When the Cambridge Square Advisory Committee was first convened to make recommendations for the future of Central Square, its members were enjoined to be bold. Now that we’ve seen the recommendations coming out of their yearlong study, it’s clear they chose instead to be reckless. Their recommendations would bring truly bold and perhaps dangerous changes in zoning that would upset the rhythm of life in our neighborhood and the unique personality of Central Square. If accepted by the Planning Board and City Council they would bring 14- to 18-story towers to the Central Square area on streets now populated by mostly two- and three-story buildings.
Forgive me if I get some of this wrong, but the recommendations are highly complex, easily obfuscating the bare facts.
The advisory committee, whose 21-person membership featured 12 non-Cambridge residents, is recommending an overlay district for the Central Square area that would raise height restrictions dramatically, to 140 feet and 160 feet. Ordinarily that could result in 14- and 16-story buildings, but the committee and Community Development Department added a little more gravy to the developer’s pot by facilitating transferable development rights. This little twist confuses me, I admit, but essentially it allows developers to add an additional 20 feet to their 140- or 160-foot tower if they own property elsewhere. Simple math says we are now looking at the potential for 16- and 18-story towers, each of which would have 15- to 20-foot structures on top to accommodate heating, cooling and elevator systems.
If you go to my blog on the CCTV website you can see what two 18-story towers look like. Suffice it to say these look a lot different than the watercolor smudges the CDD added to their Cambridge cityscapes when they first began selling the idea of replacing our city-owned parking lots and garage with new developments.
As a member of the Cambridge Residents Alliance, I reiterate our concern about the pending tsunami of mindless and planning-less citywide development despite efforts to discredit our integrity. Understandably, especially in light of the CDD-led abandonment of zoning protections in Central Square, we renew and hopefully reinvigorate our call for a one-year citywide moratorium on all upzoning – not a moratorium on development, but on upzoning. On developer giveaways. One year for the city to take a hard look at its future and start planning for it.

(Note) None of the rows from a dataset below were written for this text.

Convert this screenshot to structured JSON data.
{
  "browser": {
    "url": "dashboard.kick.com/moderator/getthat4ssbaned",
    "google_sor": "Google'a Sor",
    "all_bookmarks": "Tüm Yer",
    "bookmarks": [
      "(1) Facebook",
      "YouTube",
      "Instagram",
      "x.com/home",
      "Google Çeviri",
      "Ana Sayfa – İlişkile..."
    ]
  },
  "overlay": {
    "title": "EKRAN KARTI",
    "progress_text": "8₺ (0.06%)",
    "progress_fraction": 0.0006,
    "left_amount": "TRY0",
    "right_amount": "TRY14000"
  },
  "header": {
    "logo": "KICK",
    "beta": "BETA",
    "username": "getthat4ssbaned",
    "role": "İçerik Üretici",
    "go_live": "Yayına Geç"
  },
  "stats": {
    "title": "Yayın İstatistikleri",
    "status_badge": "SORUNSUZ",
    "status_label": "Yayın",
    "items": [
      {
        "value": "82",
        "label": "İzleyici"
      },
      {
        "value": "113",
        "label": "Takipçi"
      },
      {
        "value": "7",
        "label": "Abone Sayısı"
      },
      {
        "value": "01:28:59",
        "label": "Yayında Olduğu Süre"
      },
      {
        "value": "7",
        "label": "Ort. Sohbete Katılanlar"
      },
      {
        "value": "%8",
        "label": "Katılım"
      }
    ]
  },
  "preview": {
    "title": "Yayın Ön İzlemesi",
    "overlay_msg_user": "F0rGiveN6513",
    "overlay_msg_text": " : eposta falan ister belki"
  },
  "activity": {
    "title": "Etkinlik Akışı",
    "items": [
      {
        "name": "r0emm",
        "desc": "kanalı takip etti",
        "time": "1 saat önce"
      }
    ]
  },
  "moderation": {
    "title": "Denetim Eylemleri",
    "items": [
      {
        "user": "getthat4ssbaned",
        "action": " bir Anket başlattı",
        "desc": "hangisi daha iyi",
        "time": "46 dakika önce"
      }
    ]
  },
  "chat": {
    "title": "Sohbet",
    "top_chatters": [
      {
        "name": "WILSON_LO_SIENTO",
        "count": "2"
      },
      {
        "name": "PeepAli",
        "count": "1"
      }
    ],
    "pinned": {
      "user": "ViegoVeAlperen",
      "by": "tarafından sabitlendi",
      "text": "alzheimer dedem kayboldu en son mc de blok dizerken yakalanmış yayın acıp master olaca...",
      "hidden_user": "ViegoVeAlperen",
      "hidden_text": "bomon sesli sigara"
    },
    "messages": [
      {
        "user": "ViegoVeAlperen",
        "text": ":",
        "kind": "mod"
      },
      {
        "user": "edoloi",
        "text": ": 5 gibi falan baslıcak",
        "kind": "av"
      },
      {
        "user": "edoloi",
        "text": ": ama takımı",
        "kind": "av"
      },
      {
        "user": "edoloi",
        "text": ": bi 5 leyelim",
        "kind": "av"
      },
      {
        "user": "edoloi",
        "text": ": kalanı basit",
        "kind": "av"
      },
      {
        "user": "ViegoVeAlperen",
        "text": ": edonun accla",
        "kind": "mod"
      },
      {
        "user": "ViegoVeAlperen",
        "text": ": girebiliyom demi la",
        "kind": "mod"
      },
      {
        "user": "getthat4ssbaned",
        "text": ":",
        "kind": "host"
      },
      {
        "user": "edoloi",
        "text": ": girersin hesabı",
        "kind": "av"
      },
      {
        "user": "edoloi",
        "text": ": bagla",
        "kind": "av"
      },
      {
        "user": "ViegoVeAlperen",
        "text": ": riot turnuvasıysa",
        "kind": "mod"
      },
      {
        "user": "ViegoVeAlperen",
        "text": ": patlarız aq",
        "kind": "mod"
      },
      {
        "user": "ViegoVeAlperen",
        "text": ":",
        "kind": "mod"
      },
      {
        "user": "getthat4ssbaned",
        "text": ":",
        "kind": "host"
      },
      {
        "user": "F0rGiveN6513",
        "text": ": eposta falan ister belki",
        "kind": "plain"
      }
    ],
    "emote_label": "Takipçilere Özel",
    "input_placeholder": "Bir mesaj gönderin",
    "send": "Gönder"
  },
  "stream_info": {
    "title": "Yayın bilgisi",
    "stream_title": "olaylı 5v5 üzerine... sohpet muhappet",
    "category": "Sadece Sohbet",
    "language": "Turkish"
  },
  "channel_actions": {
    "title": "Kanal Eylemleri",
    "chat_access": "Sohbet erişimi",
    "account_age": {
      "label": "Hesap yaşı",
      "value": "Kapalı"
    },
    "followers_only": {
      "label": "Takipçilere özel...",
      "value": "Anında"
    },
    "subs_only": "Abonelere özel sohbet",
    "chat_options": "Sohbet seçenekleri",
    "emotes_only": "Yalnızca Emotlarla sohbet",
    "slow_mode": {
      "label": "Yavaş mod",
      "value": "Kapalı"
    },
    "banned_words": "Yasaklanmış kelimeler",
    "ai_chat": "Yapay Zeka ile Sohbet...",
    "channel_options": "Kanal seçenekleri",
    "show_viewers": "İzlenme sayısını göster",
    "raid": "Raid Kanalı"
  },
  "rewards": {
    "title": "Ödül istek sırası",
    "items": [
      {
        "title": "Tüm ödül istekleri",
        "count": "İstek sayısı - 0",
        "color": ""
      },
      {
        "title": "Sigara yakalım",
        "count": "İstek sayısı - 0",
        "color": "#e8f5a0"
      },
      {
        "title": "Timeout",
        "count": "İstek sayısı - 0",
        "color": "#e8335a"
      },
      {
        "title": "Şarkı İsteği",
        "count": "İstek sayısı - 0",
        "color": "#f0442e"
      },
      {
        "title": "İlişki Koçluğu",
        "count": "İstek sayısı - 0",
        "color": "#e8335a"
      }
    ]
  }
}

We also invite anyone who cares about the future of our city and the quality of life it affords us to join the CRA in resisting the lure of easy money and the CDD’s flawed arguments about inclusionary zoning offsetting the loss of families and low-income households driven out by the rising rents these towers for the affluent historically breed. The Alliance of Cambridge Tenants has joined us in this effort precisely because it knows this kind of towering development is detrimental to low- and middle-income tenants and families, and has seen no future for those parties in the recommendations the advisory committee and CDD are making.
To those with eyes to see, there is little in those recommendations that brings anything but congestion and long shadows to the future of Central Square and Cambridge.
I conclude with what should be an anthem for the citizens who value the texture and quality of life in our city: Housing, yes — towers, no! Density, yes — congestion, no!
Interested parties can get more information at CambridgeResidentsAlliance.org.